▶ EXERCISE:
For the word "title", tally the lines of the data that contain it and give the tally alone.

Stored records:
_ _ _ _ _ _ _

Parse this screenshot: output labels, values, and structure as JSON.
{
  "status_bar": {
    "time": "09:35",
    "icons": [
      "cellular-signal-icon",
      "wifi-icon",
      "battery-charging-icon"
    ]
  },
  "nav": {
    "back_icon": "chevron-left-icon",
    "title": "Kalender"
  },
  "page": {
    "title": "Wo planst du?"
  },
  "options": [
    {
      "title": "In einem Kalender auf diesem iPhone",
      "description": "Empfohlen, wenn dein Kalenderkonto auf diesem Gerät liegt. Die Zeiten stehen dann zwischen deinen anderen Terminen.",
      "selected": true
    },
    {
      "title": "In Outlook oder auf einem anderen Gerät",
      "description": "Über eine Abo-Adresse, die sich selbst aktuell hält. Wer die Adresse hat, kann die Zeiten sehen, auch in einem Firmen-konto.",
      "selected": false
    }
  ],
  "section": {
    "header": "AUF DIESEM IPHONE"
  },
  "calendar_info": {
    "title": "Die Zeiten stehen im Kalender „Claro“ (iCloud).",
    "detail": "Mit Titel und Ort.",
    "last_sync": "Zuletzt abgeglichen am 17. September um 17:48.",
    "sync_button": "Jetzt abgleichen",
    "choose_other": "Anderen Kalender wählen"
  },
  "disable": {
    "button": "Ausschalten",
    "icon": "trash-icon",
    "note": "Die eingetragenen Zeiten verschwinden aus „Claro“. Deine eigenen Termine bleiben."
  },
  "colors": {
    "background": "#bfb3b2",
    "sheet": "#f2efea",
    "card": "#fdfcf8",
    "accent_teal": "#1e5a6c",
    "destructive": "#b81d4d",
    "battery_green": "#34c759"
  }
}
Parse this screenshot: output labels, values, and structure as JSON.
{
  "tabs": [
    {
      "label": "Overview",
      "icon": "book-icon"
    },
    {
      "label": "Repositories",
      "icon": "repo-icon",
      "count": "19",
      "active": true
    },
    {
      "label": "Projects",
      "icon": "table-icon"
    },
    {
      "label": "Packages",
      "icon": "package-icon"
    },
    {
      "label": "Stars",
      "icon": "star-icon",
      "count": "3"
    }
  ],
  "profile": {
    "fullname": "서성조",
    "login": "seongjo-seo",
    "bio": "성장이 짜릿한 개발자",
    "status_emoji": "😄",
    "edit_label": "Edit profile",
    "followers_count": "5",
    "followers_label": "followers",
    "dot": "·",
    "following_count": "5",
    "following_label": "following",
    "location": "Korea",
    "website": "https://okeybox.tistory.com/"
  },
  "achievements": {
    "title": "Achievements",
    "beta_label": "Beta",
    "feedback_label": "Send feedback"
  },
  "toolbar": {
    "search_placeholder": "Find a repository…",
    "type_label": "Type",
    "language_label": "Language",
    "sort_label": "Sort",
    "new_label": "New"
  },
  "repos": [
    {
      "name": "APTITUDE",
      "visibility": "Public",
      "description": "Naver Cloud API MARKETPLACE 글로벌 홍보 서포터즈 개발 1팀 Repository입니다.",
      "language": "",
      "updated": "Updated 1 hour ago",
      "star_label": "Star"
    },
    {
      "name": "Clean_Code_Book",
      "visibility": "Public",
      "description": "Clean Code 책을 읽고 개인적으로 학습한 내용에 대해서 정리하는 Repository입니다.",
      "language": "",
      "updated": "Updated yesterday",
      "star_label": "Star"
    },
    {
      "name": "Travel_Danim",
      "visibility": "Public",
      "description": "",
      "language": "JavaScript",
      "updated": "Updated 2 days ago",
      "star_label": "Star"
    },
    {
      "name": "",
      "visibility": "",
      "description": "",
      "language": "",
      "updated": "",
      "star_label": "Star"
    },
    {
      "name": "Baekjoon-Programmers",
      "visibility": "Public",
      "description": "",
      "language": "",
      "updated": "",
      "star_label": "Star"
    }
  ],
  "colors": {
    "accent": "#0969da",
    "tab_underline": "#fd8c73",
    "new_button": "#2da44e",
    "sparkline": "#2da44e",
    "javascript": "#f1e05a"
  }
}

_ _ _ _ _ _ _

▶ TASK SOLUTION:
6